WORK INSTRUCTION: Working from the records beneath this line, reproduce each one exactly.

DATASET RECORDS:
···
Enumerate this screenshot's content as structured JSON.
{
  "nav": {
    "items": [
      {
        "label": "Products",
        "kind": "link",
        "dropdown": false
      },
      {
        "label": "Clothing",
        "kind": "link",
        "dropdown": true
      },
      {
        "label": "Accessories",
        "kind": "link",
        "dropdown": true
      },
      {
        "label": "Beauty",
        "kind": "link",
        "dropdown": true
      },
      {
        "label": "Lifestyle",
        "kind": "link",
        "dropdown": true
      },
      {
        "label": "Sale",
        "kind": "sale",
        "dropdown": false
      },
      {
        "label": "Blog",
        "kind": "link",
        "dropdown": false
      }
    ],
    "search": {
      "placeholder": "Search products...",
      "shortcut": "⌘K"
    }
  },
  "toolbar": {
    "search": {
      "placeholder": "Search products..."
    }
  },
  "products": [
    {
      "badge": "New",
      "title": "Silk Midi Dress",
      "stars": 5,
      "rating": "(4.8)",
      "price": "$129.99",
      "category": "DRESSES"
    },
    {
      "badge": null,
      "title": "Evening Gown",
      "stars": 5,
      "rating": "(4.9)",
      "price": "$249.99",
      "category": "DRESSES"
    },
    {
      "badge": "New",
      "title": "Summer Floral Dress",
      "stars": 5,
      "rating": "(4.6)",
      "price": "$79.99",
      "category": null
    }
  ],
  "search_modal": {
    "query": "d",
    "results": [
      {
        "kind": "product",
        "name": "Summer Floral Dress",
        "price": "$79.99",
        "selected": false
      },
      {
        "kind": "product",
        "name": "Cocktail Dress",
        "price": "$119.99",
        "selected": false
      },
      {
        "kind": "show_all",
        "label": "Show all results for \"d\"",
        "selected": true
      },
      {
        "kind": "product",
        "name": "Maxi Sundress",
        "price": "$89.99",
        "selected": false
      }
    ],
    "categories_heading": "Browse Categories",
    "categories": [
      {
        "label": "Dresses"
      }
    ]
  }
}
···
SOLUTION:
Enumerate this screenshot's content as structured JSON.
{
  "nav": {
    "items": [
      {
        "label": "Products",
        "kind": "link",
        "dropdown": false
      },
      {
        "label": "Clothing",
        "kind": "link",
        "dropdown": true
      },
      {
        "label": "Accessories",
        "kind": "link",
        "dropdown": true
      },
      {
        "label": "Beauty",
        "kind": "link",
        "dropdown": true
      },
      {
        "label": "Lifestyle",
        "kind": "link",
        "dropdown": true
      },
      {
        "label": "Sale",
        "kind": "sale",
        "dropdown": false
      },
      {
        "label": "Blog",
        "kind": "link",
        "dropdown": false
      }
    ],
    "search": {
      "placeholder": "Search products...",
      "shortcut": "⌘K"
    }
  },
  "toolbar": {
    "search": {
      "placeholder": "Search products..."
    }
  },
  "products": [
    {
      "badge": "New",
      "title": "Silk Midi Dress",
      "stars": 5,
      "rating": "(4.8)",
      "price": "$129.99",
      "category": "DRESSES"
    },
    {
      "badge": null,
      "title": "Evening Gown",
      "stars": 5,
      "rating": "(4.9)",
      "price": "$249.99",
      "category": "DRESSES"
    },
    {
      "badge": "New",
      "title": "Summer Floral Dress",
      "stars": 5,
      "rating": "(4.6)",
      "price": "$79.99",
      "category": null
    }
  ],
  "search_modal": {
    "query": "d",
    "results": [
      {
        "kind": "product",
        "name": "Summer Floral Dress",
        "price": "$79.99",
        "selected": false
      },
      {
        "kind": "product",
        "name": "Cocktail Dress",
        "price": "$119.99",
        "selected": false
      },
      {
        "kind": "show_all",
        "label": "Show all results for \"d\"",
        "selected": true
      },
      {
        "kind": "product",
        "name": "Maxi Sundress",
        "price": "$89.99",
        "selected": false
      }
    ],
    "categories_heading": "Browse Categories",
    "categories": [
      {
        "label": "Dresses"
      }
    ]
  }
}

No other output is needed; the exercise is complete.